This Day In History: The Spanish Take Baton Rouge (1797)

On this day during the American Revolution in 1779, the Spanish Governor of Louisiana governor Bernardo de Galvez, with the aid of American Patriots , capture the British garrison at Baton Rouge. At the time Baton Rouge was located in British West-Florida.  The Spanish had been given Louisiana after the defeat of the French in the Seven Years War. They had entered the war, with the French on the side of the Americans. They believed that the Revolution was a perfect opportunity for the Spanish to re-assert their position in North America. The Spanish marched on Baton Rouge with a large force. The landed forces from Mexico, this was composed of regular soldiers and militia. They were soon joined by Patriot forces mainly militiamen. They laid siege to Baton Rouge, which was garrisoned by a small British garrison. After a short siege and battle, the British commander offered to surrender after negotiations.

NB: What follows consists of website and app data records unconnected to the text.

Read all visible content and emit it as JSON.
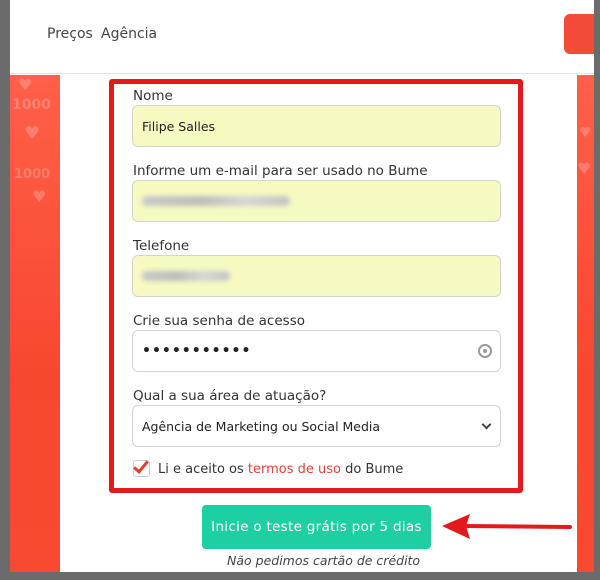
{
  "nav": {
    "links": [
      "Preços",
      "Agência"
    ]
  },
  "form": {
    "name_label": "Nome",
    "name_value": "Filipe Salles",
    "email_label": "Informe um e-mail para ser usado no Bume",
    "phone_label": "Telefone",
    "password_label": "Crie sua senha de acesso",
    "password_value": "•••••••••••",
    "area_label": "Qual a sua área de atuação?",
    "area_selected": "Agência de Marketing ou Social Media",
    "terms_prefix": "Li e aceito os",
    "terms_link": "termos de uso",
    "terms_suffix": "do Bume",
    "terms_checked": true
  },
  "cta": {
    "button_label": "Inicie o teste grátis por 5 dias",
    "note": "Não pedimos cartão de crédito"
  },
  "colors": {
    "accent_red": "#f44a3a",
    "highlight_red": "#e4191c",
    "cta_green": "#1ecfa3",
    "input_fill": "#f6f9c0"
  }
}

The Spanish commander adopted a very cunning strategy.  He demanded that under the terms of surrender that the British also surrender another fort, Fort Panamure, at Natchez. The British were outnumbered and cut off from their supply lines and their commander did not have any choice but to accept the harsh terms demanded by the Spanish Governor, who was an experienced soldier.  When the British did surrender it was seen as a major victory in Spain. The two forts that they had managed to take from the British strengthened their control over the Mississippi. The Mississipi River was not open to any Spanish ship or vessel. This meant that Spain could establish a safe supply line from the Gulf of Mexico to the Ohio Valley. This allowed the Spanish to greatly extend their authority in Louisiana and beyond. This was also of great assistance to the Americans in their battle with the British.

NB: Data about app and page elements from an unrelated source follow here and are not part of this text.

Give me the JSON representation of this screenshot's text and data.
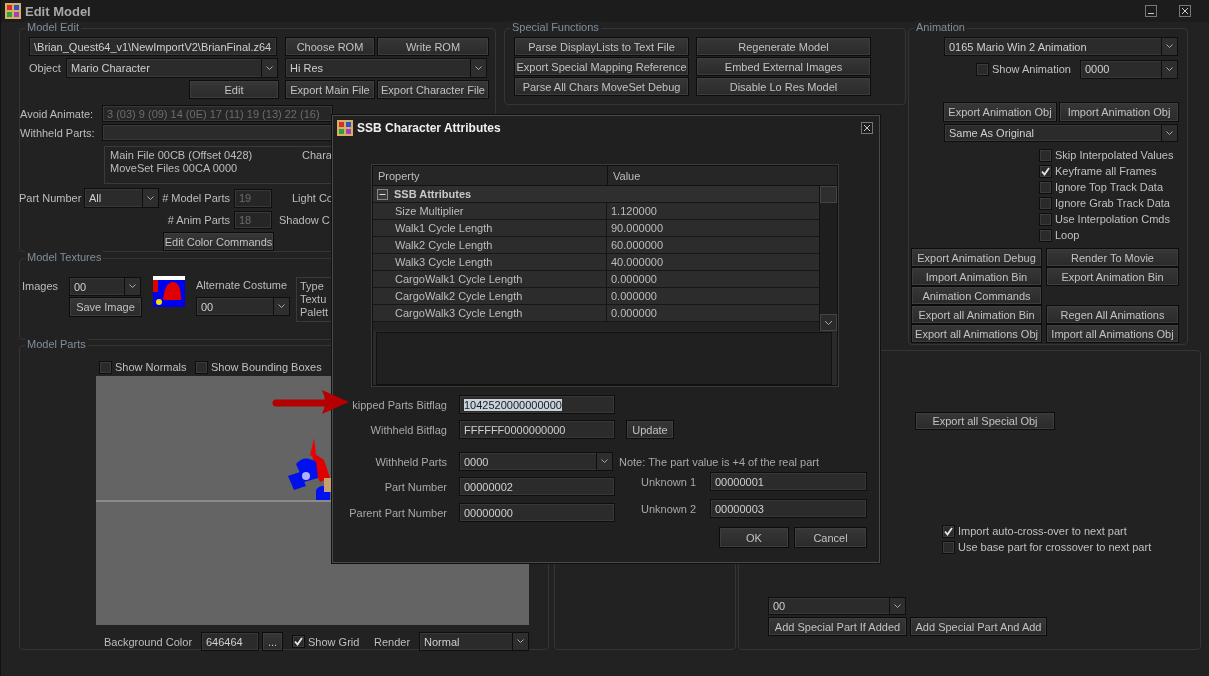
{
  "window": {
    "title": "Edit Model"
  },
  "model_edit": {
    "title": "Model Edit",
    "rom_path": "\\Brian_Quest64_v1\\NewImportV2\\BrianFinal.z64",
    "choose_rom": "Choose ROM",
    "write_rom": "Write ROM",
    "object_label": "Object",
    "object": "Mario Character",
    "resolution": "Hi Res",
    "edit": "Edit",
    "export_main_file": "Export Main File",
    "export_character_file": "Export Character File",
    "avoid_animate_label": "Avoid Animate:",
    "avoid_animate": {
      "value": "3 (03) 9 (09) 14 (0E) 17 (11) 19 (13) 22 (16)",
      "disabled": true
    },
    "withheld_parts_label": "Withheld Parts:",
    "file_info": [
      "Main File 00CB (Offset 0428)",
      "MoveSet Files 00CA 0000"
    ],
    "file_info_column_2": "Chara",
    "part_number_label": "Part Number",
    "part_number": "All",
    "model_parts_label": "# Model Parts",
    "model_parts": {
      "value": "19",
      "disabled": true
    },
    "light_label": "Light Co",
    "anim_parts_label": "# Anim Parts",
    "anim_parts": {
      "value": "18",
      "disabled": true
    },
    "shadow_label": "Shadow C",
    "edit_color_commands": "Edit Color Commands"
  },
  "model_textures": {
    "title": "Model Textures",
    "images_label": "Images",
    "image": "00",
    "save_image": "Save Image",
    "alternate_costume_label": "Alternate Costume",
    "alternate_costume": "00",
    "info_lines": [
      "Type",
      "Textu",
      "Palett"
    ]
  },
  "model_parts": {
    "title": "Model Parts",
    "options": [
      {
        "label": "Show Normals",
        "checked": false
      },
      {
        "label": "Show Bounding Boxes",
        "checked": false
      }
    ],
    "background_color_label": "Background Color",
    "background_color": "646464",
    "pick_color": "...",
    "show_grid": {
      "label": "Show Grid",
      "checked": true
    },
    "render_label": "Render",
    "render": "Normal"
  },
  "special_functions": {
    "title": "Special Functions",
    "buttons": [
      "Parse DisplayLists to Text File",
      "Regenerate Model",
      "Export Special Mapping Reference",
      "Embed External Images",
      "Parse All Chars MoveSet Debug",
      "Disable Lo Res Model"
    ]
  },
  "animation": {
    "title": "Animation",
    "animation": "0165 Mario Win 2 Animation",
    "show_animation": {
      "label": "Show Animation",
      "checked": false
    },
    "frame": "0000",
    "export_obj": "Export Animation Obj",
    "import_obj": "Import Animation Obj",
    "mode": "Same As Original",
    "options": [
      {
        "label": "Skip Interpolated Values",
        "checked": false
      },
      {
        "label": "Keyframe all Frames",
        "checked": true
      },
      {
        "label": "Ignore Top Track Data",
        "checked": false
      },
      {
        "label": "Ignore Grab Track Data",
        "checked": false
      },
      {
        "label": "Use Interpolation Cmds",
        "checked": false
      },
      {
        "label": "Loop",
        "checked": false
      }
    ],
    "button_rows": [
      [
        "Export Animation Debug",
        "Render To Movie"
      ],
      [
        "Import Animation Bin",
        "Export Animation Bin"
      ],
      [
        "Animation Commands"
      ],
      [
        "Export all Animation Bin",
        "Regen All Animations"
      ],
      [
        "Export all Animations Obj",
        "Import all Animations Obj"
      ]
    ]
  },
  "special_parts": {
    "export_all": "Export all Special Obj",
    "options": [
      {
        "label": "Import auto-cross-over to next part",
        "checked": true
      },
      {
        "label": "Use base part for crossover to next part",
        "checked": false
      }
    ],
    "part": "00",
    "add_if_added": "Add Special Part If Added",
    "add_and_add": "Add Special Part And Add"
  },
  "dialog": {
    "title": "SSB Character Attributes",
    "grid": {
      "columns": [
        "Property",
        "Value"
      ],
      "category": {
        "label": "SSB Attributes",
        "expanded": true
      },
      "rows": [
        {
          "property": "Size Multiplier",
          "value": "1.120000"
        },
        {
          "property": "Walk1 Cycle Length",
          "value": "90.000000"
        },
        {
          "property": "Walk2 Cycle Length",
          "value": "60.000000"
        },
        {
          "property": "Walk3 Cycle Length",
          "value": "40.000000"
        },
        {
          "property": "CargoWalk1 Cycle Length",
          "value": "0.000000"
        },
        {
          "property": "CargoWalk2 Cycle Length",
          "value": "0.000000"
        },
        {
          "property": "CargoWalk3 Cycle Length",
          "value": "0.000000"
        }
      ]
    },
    "skipped_label": "kipped Parts Bitflag",
    "skipped": {
      "value": "1042520000000000",
      "selected": true
    },
    "withheld_bitflag_label": "Withheld Bitflag",
    "withheld_bitflag": "FFFFFF0000000000",
    "update": "Update",
    "withheld_parts_label": "Withheld Parts",
    "withheld_parts": "0000",
    "note": "Note: The part value is +4 of the real part",
    "part_number_label": "Part Number",
    "part_number": "00000002",
    "parent_label": "Parent Part Number",
    "parent": "00000000",
    "unknown_1_label": "Unknown 1",
    "unknown_1": "00000001",
    "unknown_2_label": "Unknown 2",
    "unknown_2": "00000003",
    "ok": "OK",
    "cancel": "Cancel"
  }
}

Spanish Troops during the attack on Pensacola (1779

The Spanish then went on the offensive and they advanced further into British-held Florida, which had previously been part of their Empire. They marched on the British held settlement of Pensacola, Florida, in the spring of 1781,  and they forced the British to surrender, after a few weeks.

Spain was very active in the Revolutionary War, even though it was not an official ally of the Americans. The Spanish King had qualms about entering into an agreement with subjects who had revolted against their lawful sovereign.  However, he was persuaded to adopt a practical approach and the Spanish attacked the British in North America and in the Mediterranean. The Spanish failed to secure Gibraltar during the war. However, it made significant territorial gains in the Gulf of Mexico and secured all of Florida.

However, the Spanish gains were short lived. They eventually returned Louisiana to the French and sold Florida to the Young American Republic.